Please return each entry that follows exactly as given, but without pictures.

*Web page and app entries*.

..........

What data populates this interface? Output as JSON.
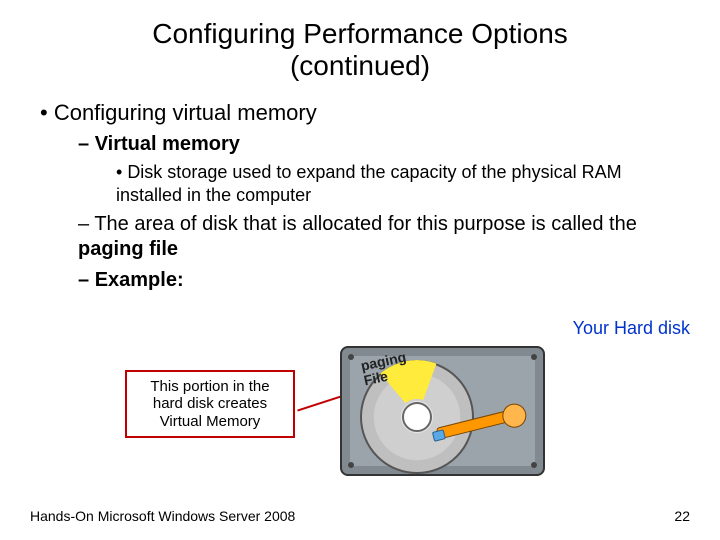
{
  "title_line1": "Configuring Performance Options",
  "title_line2": "(continued)",
  "bullets": {
    "lvl1": "Configuring virtual memory",
    "lvl2_a": "Virtual memory",
    "lvl3_a": "Disk storage used to expand the capacity of the physical RAM installed in the computer",
    "lvl2_b_pre": "The area of disk that is allocated for this purpose is called the ",
    "lvl2_b_bold": "paging file",
    "lvl2_c": "Example:"
  },
  "diagram": {
    "hdd_label": "Your Hard disk",
    "callout_l1": "This portion in the",
    "callout_l2": "hard disk creates",
    "callout_l3": "Virtual Memory",
    "paging_l1": "paging",
    "paging_l2": "File"
  },
  "footer": {
    "left": "Hands-On Microsoft Windows Server 2008",
    "right": "22"
  }
}
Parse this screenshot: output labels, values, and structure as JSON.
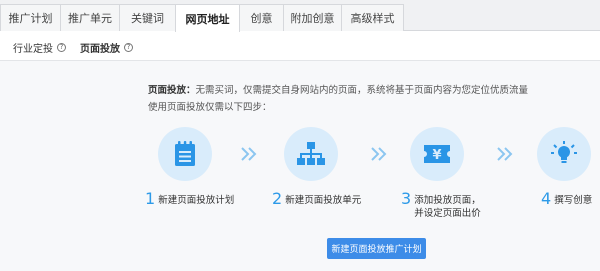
{
  "tabs": [
    {
      "label": "推广计划"
    },
    {
      "label": "推广单元"
    },
    {
      "label": "关键词"
    },
    {
      "label": "网页地址",
      "active": true
    },
    {
      "label": "创意"
    },
    {
      "label": "附加创意"
    },
    {
      "label": "高级样式"
    }
  ],
  "subtabs": [
    {
      "label": "行业定投",
      "icon": "help-icon"
    },
    {
      "label": "页面投放",
      "icon": "help-icon",
      "active": true
    }
  ],
  "intro": {
    "lead": "页面投放：",
    "text": "无需买词，仅需提交自身网站内的页面，系统将基于页面内容为您定位优质流量",
    "line2": "使用页面投放仅需以下四步："
  },
  "steps": [
    {
      "num": "1",
      "label": "新建页面投放计划",
      "icon": "notepad-icon"
    },
    {
      "num": "2",
      "label": "新建页面投放单元",
      "icon": "hierarchy-icon"
    },
    {
      "num": "3",
      "label": "添加投放页面，",
      "label2": "并设定页面出价",
      "icon": "yen-ticket-icon"
    },
    {
      "num": "4",
      "label": "撰写创意",
      "icon": "lightbulb-icon"
    }
  ],
  "cta": {
    "label": "新建页面投放推广计划"
  },
  "colors": {
    "accent": "#2d9ae8",
    "circle_bg": "#d9ecfb",
    "icon": "#2a95e6",
    "button": "#3d8ce8"
  }
}
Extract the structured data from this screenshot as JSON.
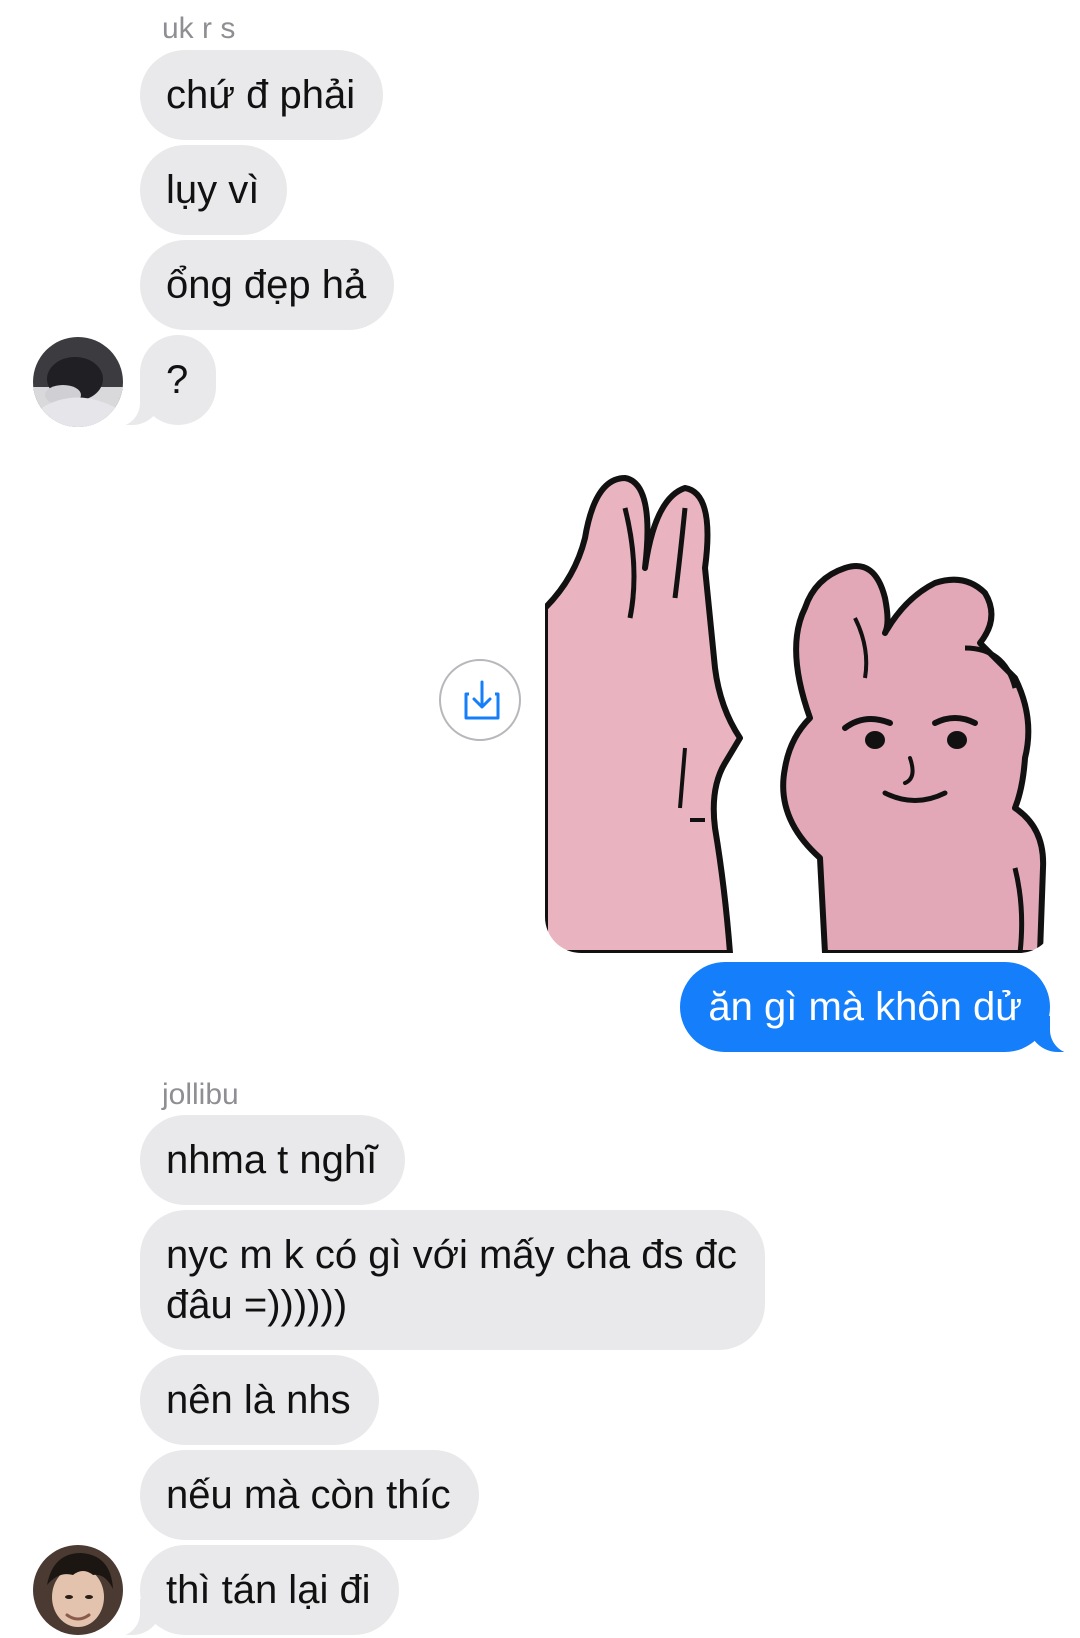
{
  "messages": {
    "group1": {
      "sender": "uk r s",
      "bubbles": [
        "chứ đ phải",
        "lụy vì",
        "ổng đẹp hả",
        "?"
      ],
      "avatar_icon": "avatar-photo-icon"
    },
    "image_message": {
      "image_icon": "rabbit-sticker-icon",
      "save_icon": "download-icon"
    },
    "outgoing": {
      "text": "ăn gì mà khôn dử"
    },
    "group2": {
      "sender": "jollibu",
      "bubbles": [
        "nhma t nghĩ",
        "nyc m k có gì với mấy cha đs đc đâu =))))))",
        "nên là nhs",
        "nếu mà còn thíc",
        "thì tán lại đi"
      ],
      "avatar_icon": "avatar-photo-icon"
    }
  },
  "colors": {
    "incoming_bubble": "#e9e9eb",
    "outgoing_bubble": "#147efb",
    "sender_name": "#8e8e93",
    "sticker_pink": "#e7aebb"
  }
}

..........

*Response box*.
What data populates this interface? Output as JSON.
{
  "title_line1": "Configuring Performance Options",
  "title_line2": "(continued)",
  "bullets": {
    "lvl1": "Configuring virtual memory",
    "lvl2_a": "Virtual memory",
    "lvl3_a": "Disk storage used to expand the capacity of the physical RAM installed in the computer",
    "lvl2_b_pre": "The area of disk that is allocated for this purpose is called the ",
    "lvl2_b_bold": "paging file",
    "lvl2_c": "Example:"
  },
  "diagram": {
    "hdd_label": "Your Hard disk",
    "callout_l1": "This portion in the",
    "callout_l2": "hard disk creates",
    "callout_l3": "Virtual Memory",
    "paging_l1": "paging",
    "paging_l2": "File"
  },
  "footer": {
    "left": "Hands-On Microsoft Windows Server 2008",
    "right": "22"
  }
}
Parse this screenshot: output labels, values, and structure as JSON.
{
  "tabs": [
    {
      "label": "推广计划"
    },
    {
      "label": "推广单元"
    },
    {
      "label": "关键词"
    },
    {
      "label": "网页地址",
      "active": true
    },
    {
      "label": "创意"
    },
    {
      "label": "附加创意"
    },
    {
      "label": "高级样式"
    }
  ],
  "subtabs": [
    {
      "label": "行业定投",
      "icon": "help-icon"
    },
    {
      "label": "页面投放",
      "icon": "help-icon",
      "active": true
    }
  ],
  "intro": {
    "lead": "页面投放：",
    "text": "无需买词，仅需提交自身网站内的页面，系统将基于页面内容为您定位优质流量",
    "line2": "使用页面投放仅需以下四步："
  },
  "steps": [
    {
      "num": "1",
      "label": "新建页面投放计划",
      "icon": "notepad-icon"
    },
    {
      "num": "2",
      "label": "新建页面投放单元",
      "icon": "hierarchy-icon"
    },
    {
      "num": "3",
      "label": "添加投放页面，",
      "label2": "并设定页面出价",
      "icon": "yen-ticket-icon"
    },
    {
      "num": "4",
      "label": "撰写创意",
      "icon": "lightbulb-icon"
    }
  ],
  "cta": {
    "label": "新建页面投放推广计划"
  },
  "colors": {
    "accent": "#2d9ae8",
    "circle_bg": "#d9ecfb",
    "icon": "#2a95e6",
    "button": "#3d8ce8"
  }
}
Extract the structured data from this screenshot as JSON.
{
  "messages": {
    "group1": {
      "sender": "uk r s",
      "bubbles": [
        "chứ đ phải",
        "lụy vì",
        "ổng đẹp hả",
        "?"
      ],
      "avatar_icon": "avatar-photo-icon"
    },
    "image_message": {
      "image_icon": "rabbit-sticker-icon",
      "save_icon": "download-icon"
    },
    "outgoing": {
      "text": "ăn gì mà khôn dử"
    },
    "group2": {
      "sender": "jollibu",
      "bubbles": [
        "nhma t nghĩ",
        "nyc m k có gì với mấy cha đs đc đâu =))))))",
        "nên là nhs",
        "nếu mà còn thíc",
        "thì tán lại đi"
      ],
      "avatar_icon": "avatar-photo-icon"
    }
  },
  "colors": {
    "incoming_bubble": "#e9e9eb",
    "outgoing_bubble": "#147efb",
    "sender_name": "#8e8e93",
    "sticker_pink": "#e7aebb"
  }
}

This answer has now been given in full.